It will be fitted out with new flooring, electrics, plumbing and wall coverings – all using materials and methods that will leave the house well insulated and able to manage moisture (‘breathe’) really well.

You’ll get an insight into the types of materials and building methods that are perfect for keeping older buildings warm and dry – from lime used the traditional way to newer lime-based technologies.

Given that 33a Chapel Street is also at risk of flooding, there’ll also be lots of information and tips about fitting out homes so that they can cope better with extreme weather, making it quicker, cheaper and less stressful to get moved back in if it does happen again.


The challenge with older houses

Making an older house warm and comfortable is different to dealing with a modern, cavity-wall building, whether it’s at risk of extreme weather like flooding or not.

Here in Cumbria, lots of us live in solid-wall, stone buildings that can be hard to heat and suffer from damp. Often, it’s because some of the materials used on them just don’t work well for them.
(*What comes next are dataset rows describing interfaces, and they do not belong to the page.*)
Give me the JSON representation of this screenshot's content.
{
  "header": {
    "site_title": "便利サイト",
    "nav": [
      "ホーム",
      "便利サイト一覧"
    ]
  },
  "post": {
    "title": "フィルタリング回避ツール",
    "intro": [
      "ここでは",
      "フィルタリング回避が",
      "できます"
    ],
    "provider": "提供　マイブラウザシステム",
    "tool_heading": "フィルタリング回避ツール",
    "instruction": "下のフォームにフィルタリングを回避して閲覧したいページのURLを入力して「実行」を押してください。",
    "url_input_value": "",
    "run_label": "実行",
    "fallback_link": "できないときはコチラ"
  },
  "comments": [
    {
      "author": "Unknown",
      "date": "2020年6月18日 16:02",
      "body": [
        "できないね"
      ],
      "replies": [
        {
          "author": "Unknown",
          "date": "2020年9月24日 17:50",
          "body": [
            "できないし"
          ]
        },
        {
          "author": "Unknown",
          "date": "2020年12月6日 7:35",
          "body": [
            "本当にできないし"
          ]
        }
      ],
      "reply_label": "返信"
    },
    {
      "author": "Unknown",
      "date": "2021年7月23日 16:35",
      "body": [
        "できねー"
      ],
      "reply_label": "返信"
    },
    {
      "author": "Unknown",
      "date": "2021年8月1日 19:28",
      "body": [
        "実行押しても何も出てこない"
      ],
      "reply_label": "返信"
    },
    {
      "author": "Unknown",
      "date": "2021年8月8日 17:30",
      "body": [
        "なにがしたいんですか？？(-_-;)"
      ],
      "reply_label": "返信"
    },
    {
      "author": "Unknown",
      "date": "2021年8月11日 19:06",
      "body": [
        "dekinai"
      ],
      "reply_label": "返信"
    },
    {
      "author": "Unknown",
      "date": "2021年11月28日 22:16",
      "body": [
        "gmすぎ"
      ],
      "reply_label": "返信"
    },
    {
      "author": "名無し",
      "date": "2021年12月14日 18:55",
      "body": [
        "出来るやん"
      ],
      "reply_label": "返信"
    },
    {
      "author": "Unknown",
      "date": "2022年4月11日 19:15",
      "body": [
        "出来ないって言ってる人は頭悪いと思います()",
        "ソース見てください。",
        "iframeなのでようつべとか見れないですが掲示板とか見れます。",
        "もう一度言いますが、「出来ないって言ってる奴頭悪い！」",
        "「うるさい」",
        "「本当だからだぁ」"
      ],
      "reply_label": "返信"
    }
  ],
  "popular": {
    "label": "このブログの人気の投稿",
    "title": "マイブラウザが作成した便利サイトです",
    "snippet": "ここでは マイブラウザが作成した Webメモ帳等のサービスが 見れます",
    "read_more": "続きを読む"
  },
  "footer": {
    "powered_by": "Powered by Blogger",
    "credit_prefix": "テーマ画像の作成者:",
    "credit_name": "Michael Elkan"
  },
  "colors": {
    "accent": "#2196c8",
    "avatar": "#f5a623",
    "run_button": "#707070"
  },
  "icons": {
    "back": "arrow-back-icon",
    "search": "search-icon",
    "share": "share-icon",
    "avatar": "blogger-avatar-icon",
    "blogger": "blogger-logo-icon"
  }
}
They disrupt the way these buildings are designed to manage heat and moisture.


Get #ReadyForRain!

Subscribe to our social media channels now, to get notifications when any films or updates go live:

Every fortnight, we’ll put out a new vlog, covering what’s happened over the previous two weeks – what’s gone well, what hasn’t, problems the build team have uncovered, decisions they’re making about materials and all the different factors they’re weighing up.

At a few points along the way, we’ll also publish short films recapping on progress so far, and then the full story at the end.


See for yourself

You’ll have opportunities to visit 33a Chapel Street during the build, with open days and other events linked to the renovation. We’ll share details on our website and social media.


Skilling up

Workshops & demos: You’ll have the chance to pick up some of the skills you’ll see used on the build at these sessions during the project. Keep an eye on our social media for dates.
How-to videos: You’ll be able to find out more about some important aspects of renovating an older home, like insulation options and flood resilience, in the guidance films we’ll put out towards the end of the build.


The #ReadyForRain filming is led by Cumbria Action for Sustainability (CAfS). It’s overseen by Historic England, the funder, as part of the Appleby Heritage Action Zone (HAZ), run by Eden District Council (EDC).
It’s also part of the Rebuilding Together programme to increase Cumbria’s resilience to extreme weather, funded by the Big Lottery Fund and delivered by CAfS, Cumbria CVS and ACTion with Communities in Cumbria.